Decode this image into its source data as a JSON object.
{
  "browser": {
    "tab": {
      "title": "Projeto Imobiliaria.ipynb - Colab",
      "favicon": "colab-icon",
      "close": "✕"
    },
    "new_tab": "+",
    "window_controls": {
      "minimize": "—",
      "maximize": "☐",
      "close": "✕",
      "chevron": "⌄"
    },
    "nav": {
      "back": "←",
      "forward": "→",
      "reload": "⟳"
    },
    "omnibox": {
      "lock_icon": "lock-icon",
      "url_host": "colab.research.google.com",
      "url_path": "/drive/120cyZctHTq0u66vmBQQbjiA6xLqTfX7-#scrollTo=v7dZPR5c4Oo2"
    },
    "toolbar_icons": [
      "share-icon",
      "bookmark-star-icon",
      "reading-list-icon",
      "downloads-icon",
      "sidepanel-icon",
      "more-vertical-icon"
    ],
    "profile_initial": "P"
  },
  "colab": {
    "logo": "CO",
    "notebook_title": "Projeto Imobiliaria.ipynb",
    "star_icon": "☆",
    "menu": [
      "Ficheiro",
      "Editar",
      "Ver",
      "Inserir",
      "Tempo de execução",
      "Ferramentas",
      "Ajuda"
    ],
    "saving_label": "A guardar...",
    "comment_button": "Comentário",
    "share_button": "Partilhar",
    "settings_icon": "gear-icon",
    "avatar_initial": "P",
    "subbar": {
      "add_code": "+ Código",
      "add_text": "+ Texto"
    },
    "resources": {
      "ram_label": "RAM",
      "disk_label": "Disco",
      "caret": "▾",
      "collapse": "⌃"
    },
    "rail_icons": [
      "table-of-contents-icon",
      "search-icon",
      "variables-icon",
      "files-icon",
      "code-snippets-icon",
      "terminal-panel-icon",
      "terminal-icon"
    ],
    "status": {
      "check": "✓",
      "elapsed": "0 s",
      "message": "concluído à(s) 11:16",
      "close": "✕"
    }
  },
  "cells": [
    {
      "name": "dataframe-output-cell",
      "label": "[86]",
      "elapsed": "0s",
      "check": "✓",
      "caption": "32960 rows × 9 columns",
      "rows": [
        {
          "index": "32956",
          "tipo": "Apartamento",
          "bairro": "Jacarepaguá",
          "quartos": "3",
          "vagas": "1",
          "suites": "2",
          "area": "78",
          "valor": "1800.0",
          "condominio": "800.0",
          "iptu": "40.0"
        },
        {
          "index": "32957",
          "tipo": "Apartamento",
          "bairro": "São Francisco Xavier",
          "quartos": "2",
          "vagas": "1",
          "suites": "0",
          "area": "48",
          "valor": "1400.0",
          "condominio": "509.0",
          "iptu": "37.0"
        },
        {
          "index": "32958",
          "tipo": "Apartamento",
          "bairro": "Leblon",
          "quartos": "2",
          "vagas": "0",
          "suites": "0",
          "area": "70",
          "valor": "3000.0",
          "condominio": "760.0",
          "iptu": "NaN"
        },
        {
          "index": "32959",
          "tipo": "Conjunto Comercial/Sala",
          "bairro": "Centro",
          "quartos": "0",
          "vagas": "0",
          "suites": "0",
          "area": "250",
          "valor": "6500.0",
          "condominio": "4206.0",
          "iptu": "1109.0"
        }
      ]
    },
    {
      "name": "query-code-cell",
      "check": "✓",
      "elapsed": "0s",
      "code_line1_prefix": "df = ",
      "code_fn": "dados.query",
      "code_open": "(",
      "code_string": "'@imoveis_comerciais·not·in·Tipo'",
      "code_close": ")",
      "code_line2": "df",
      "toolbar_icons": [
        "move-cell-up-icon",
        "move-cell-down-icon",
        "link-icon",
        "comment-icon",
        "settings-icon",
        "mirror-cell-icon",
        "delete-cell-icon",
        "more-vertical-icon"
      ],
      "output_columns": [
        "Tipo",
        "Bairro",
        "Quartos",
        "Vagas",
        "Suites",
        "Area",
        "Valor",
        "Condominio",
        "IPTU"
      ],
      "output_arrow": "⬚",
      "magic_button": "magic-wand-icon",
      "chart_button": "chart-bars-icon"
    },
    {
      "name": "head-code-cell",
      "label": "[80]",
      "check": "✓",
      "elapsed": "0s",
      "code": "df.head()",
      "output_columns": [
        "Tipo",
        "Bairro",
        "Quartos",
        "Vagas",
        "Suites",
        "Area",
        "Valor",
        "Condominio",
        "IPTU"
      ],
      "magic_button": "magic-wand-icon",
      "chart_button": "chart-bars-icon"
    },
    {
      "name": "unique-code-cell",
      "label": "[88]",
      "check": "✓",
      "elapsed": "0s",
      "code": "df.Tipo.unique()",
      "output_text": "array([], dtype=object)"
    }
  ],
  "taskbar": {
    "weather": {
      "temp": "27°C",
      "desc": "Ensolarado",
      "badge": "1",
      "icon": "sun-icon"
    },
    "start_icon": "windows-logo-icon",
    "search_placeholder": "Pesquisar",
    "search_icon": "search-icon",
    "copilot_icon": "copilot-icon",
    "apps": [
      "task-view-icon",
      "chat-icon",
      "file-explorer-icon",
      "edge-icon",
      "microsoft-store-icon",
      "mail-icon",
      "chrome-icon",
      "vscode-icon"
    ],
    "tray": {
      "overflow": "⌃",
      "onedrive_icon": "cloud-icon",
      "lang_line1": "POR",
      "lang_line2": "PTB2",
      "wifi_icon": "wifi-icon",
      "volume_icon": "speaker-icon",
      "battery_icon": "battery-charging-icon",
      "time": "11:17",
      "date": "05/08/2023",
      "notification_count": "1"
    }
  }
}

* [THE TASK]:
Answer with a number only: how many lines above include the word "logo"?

* [ANSWER TO THE EXERCISE]:
2